:: Task to complete ::
The entries are to be written out again with no differences.

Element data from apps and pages
——————————

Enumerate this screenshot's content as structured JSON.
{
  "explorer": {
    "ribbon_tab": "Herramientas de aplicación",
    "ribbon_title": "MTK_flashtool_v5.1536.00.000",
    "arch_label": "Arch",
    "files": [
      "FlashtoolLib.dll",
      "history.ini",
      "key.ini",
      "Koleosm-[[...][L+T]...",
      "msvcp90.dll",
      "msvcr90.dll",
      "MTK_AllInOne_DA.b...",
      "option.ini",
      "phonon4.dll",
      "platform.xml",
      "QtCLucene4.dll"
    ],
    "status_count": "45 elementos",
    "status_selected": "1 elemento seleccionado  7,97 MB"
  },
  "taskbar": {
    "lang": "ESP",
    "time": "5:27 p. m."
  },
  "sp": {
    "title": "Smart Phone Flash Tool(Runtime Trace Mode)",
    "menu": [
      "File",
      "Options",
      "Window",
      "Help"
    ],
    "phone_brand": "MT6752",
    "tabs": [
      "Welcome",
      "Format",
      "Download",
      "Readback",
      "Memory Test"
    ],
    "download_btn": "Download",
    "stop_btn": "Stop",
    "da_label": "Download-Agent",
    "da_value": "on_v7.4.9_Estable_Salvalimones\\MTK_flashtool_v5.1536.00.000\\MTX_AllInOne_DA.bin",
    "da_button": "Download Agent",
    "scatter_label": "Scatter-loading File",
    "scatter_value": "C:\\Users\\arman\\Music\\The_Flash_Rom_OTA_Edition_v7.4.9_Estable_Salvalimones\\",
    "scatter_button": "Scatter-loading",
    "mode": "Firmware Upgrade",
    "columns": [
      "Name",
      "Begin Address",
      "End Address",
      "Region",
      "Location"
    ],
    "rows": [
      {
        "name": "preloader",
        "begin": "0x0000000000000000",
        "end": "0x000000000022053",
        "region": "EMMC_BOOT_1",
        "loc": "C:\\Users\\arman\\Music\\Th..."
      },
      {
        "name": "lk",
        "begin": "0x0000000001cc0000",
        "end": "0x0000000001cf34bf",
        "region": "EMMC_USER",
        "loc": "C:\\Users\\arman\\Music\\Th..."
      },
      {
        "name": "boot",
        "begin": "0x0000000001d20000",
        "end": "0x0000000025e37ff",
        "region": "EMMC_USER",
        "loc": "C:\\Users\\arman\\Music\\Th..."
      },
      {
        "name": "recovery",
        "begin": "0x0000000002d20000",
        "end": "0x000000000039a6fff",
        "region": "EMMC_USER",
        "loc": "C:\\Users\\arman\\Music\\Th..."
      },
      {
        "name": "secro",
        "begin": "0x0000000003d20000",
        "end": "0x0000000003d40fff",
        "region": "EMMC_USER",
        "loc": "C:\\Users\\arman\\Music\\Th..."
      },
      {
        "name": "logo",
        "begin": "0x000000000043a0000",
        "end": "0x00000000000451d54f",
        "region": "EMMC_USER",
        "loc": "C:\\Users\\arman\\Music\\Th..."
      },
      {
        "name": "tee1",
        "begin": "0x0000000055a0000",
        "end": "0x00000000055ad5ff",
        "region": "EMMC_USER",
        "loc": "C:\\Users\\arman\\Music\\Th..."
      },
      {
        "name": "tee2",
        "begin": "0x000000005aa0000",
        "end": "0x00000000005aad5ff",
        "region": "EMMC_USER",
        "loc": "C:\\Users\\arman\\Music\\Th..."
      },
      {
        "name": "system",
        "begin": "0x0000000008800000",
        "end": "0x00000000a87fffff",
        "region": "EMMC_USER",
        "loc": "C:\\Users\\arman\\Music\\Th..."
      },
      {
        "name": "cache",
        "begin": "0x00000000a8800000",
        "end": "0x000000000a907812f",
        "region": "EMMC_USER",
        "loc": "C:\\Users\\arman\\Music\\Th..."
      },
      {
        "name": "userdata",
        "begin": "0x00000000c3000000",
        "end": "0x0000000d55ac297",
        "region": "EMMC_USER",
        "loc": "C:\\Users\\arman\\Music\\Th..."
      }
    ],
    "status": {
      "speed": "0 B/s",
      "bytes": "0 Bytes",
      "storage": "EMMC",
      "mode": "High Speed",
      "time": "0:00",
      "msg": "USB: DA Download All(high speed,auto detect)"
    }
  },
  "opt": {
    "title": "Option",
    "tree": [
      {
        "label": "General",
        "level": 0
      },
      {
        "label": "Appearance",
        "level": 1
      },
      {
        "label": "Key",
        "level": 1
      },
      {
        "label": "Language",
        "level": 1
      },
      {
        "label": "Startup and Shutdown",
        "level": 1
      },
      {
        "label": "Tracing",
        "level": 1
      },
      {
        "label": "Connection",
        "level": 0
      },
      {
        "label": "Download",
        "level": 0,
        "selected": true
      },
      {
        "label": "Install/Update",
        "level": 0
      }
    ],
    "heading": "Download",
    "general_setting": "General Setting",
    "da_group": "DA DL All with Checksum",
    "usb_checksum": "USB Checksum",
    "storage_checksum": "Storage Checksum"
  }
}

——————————

:: Answer to this exercise ::
Enumerate this screenshot's content as structured JSON.
{
  "explorer": {
    "ribbon_tab": "Herramientas de aplicación",
    "ribbon_title": "MTK_flashtool_v5.1536.00.000",
    "arch_label": "Arch",
    "files": [
      "FlashtoolLib.dll",
      "history.ini",
      "key.ini",
      "Koleosm-[[...][L+T]...",
      "msvcp90.dll",
      "msvcr90.dll",
      "MTK_AllInOne_DA.b...",
      "option.ini",
      "phonon4.dll",
      "platform.xml",
      "QtCLucene4.dll"
    ],
    "status_count": "45 elementos",
    "status_selected": "1 elemento seleccionado  7,97 MB"
  },
  "taskbar": {
    "lang": "ESP",
    "time": "5:27 p. m."
  },
  "sp": {
    "title": "Smart Phone Flash Tool(Runtime Trace Mode)",
    "menu": [
      "File",
      "Options",
      "Window",
      "Help"
    ],
    "phone_brand": "MT6752",
    "tabs": [
      "Welcome",
      "Format",
      "Download",
      "Readback",
      "Memory Test"
    ],
    "download_btn": "Download",
    "stop_btn": "Stop",
    "da_label": "Download-Agent",
    "da_value": "on_v7.4.9_Estable_Salvalimones\\MTK_flashtool_v5.1536.00.000\\MTX_AllInOne_DA.bin",
    "da_button": "Download Agent",
    "scatter_label": "Scatter-loading File",
    "scatter_value": "C:\\Users\\arman\\Music\\The_Flash_Rom_OTA_Edition_v7.4.9_Estable_Salvalimones\\",
    "scatter_button": "Scatter-loading",
    "mode": "Firmware Upgrade",
    "columns": [
      "Name",
      "Begin Address",
      "End Address",
      "Region",
      "Location"
    ],
    "rows": [
      {
        "name": "preloader",
        "begin": "0x0000000000000000",
        "end": "0x000000000022053",
        "region": "EMMC_BOOT_1",
        "loc": "C:\\Users\\arman\\Music\\Th..."
      },
      {
        "name": "lk",
        "begin": "0x0000000001cc0000",
        "end": "0x0000000001cf34bf",
        "region": "EMMC_USER",
        "loc": "C:\\Users\\arman\\Music\\Th..."
      },
      {
        "name": "boot",
        "begin": "0x0000000001d20000",
        "end": "0x0000000025e37ff",
        "region": "EMMC_USER",
        "loc": "C:\\Users\\arman\\Music\\Th..."
      },
      {
        "name": "recovery",
        "begin": "0x0000000002d20000",
        "end": "0x000000000039a6fff",
        "region": "EMMC_USER",
        "loc": "C:\\Users\\arman\\Music\\Th..."
      },
      {
        "name": "secro",
        "begin": "0x0000000003d20000",
        "end": "0x0000000003d40fff",
        "region": "EMMC_USER",
        "loc": "C:\\Users\\arman\\Music\\Th..."
      },
      {
        "name": "logo",
        "begin": "0x000000000043a0000",
        "end": "0x00000000000451d54f",
        "region": "EMMC_USER",
        "loc": "C:\\Users\\arman\\Music\\Th..."
      },
      {
        "name": "tee1",
        "begin": "0x0000000055a0000",
        "end": "0x00000000055ad5ff",
        "region": "EMMC_USER",
        "loc": "C:\\Users\\arman\\Music\\Th..."
      },
      {
        "name": "tee2",
        "begin": "0x000000005aa0000",
        "end": "0x00000000005aad5ff",
        "region": "EMMC_USER",
        "loc": "C:\\Users\\arman\\Music\\Th..."
      },
      {
        "name": "system",
        "begin": "0x0000000008800000",
        "end": "0x00000000a87fffff",
        "region": "EMMC_USER",
        "loc": "C:\\Users\\arman\\Music\\Th..."
      },
      {
        "name": "cache",
        "begin": "0x00000000a8800000",
        "end": "0x000000000a907812f",
        "region": "EMMC_USER",
        "loc": "C:\\Users\\arman\\Music\\Th..."
      },
      {
        "name": "userdata",
        "begin": "0x00000000c3000000",
        "end": "0x0000000d55ac297",
        "region": "EMMC_USER",
        "loc": "C:\\Users\\arman\\Music\\Th..."
      }
    ],
    "status": {
      "speed": "0 B/s",
      "bytes": "0 Bytes",
      "storage": "EMMC",
      "mode": "High Speed",
      "time": "0:00",
      "msg": "USB: DA Download All(high speed,auto detect)"
    }
  },
  "opt": {
    "title": "Option",
    "tree": [
      {
        "label": "General",
        "level": 0
      },
      {
        "label": "Appearance",
        "level": 1
      },
      {
        "label": "Key",
        "level": 1
      },
      {
        "label": "Language",
        "level": 1
      },
      {
        "label": "Startup and Shutdown",
        "level": 1
      },
      {
        "label": "Tracing",
        "level": 1
      },
      {
        "label": "Connection",
        "level": 0
      },
      {
        "label": "Download",
        "level": 0,
        "selected": true
      },
      {
        "label": "Install/Update",
        "level": 0
      }
    ],
    "heading": "Download",
    "general_setting": "General Setting",
    "da_group": "DA DL All with Checksum",
    "usb_checksum": "USB Checksum",
    "storage_checksum": "Storage Checksum"
  }
}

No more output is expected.